Every record must come back unchanged, apart from the pictures, which are dropped.

--- START ---

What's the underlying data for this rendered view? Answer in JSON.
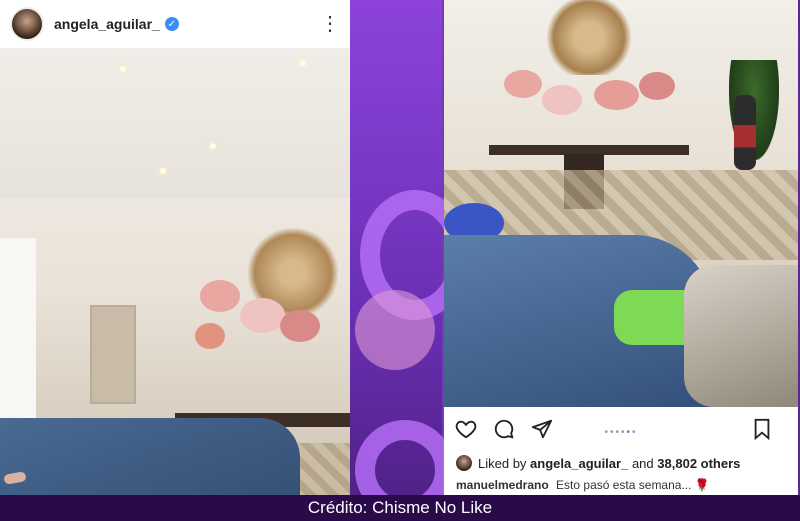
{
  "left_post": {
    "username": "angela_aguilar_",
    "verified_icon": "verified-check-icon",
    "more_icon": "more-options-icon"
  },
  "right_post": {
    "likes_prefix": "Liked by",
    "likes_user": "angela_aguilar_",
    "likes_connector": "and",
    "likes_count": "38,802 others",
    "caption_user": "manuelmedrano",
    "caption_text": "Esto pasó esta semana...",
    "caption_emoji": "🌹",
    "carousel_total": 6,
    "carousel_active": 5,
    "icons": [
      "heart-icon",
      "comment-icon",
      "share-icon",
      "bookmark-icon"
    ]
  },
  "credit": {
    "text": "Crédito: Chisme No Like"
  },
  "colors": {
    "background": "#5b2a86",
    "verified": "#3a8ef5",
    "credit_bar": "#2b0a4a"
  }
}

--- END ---

(ANSWER FOR THIS EXERCISE)
What's the underlying data for this rendered view? Answer in JSON.
{
  "left_post": {
    "username": "angela_aguilar_",
    "verified_icon": "verified-check-icon",
    "more_icon": "more-options-icon"
  },
  "right_post": {
    "likes_prefix": "Liked by",
    "likes_user": "angela_aguilar_",
    "likes_connector": "and",
    "likes_count": "38,802 others",
    "caption_user": "manuelmedrano",
    "caption_text": "Esto pasó esta semana...",
    "caption_emoji": "🌹",
    "carousel_total": 6,
    "carousel_active": 5,
    "icons": [
      "heart-icon",
      "comment-icon",
      "share-icon",
      "bookmark-icon"
    ]
  },
  "credit": {
    "text": "Crédito: Chisme No Like"
  },
  "colors": {
    "background": "#5b2a86",
    "verified": "#3a8ef5",
    "credit_bar": "#2b0a4a"
  }
}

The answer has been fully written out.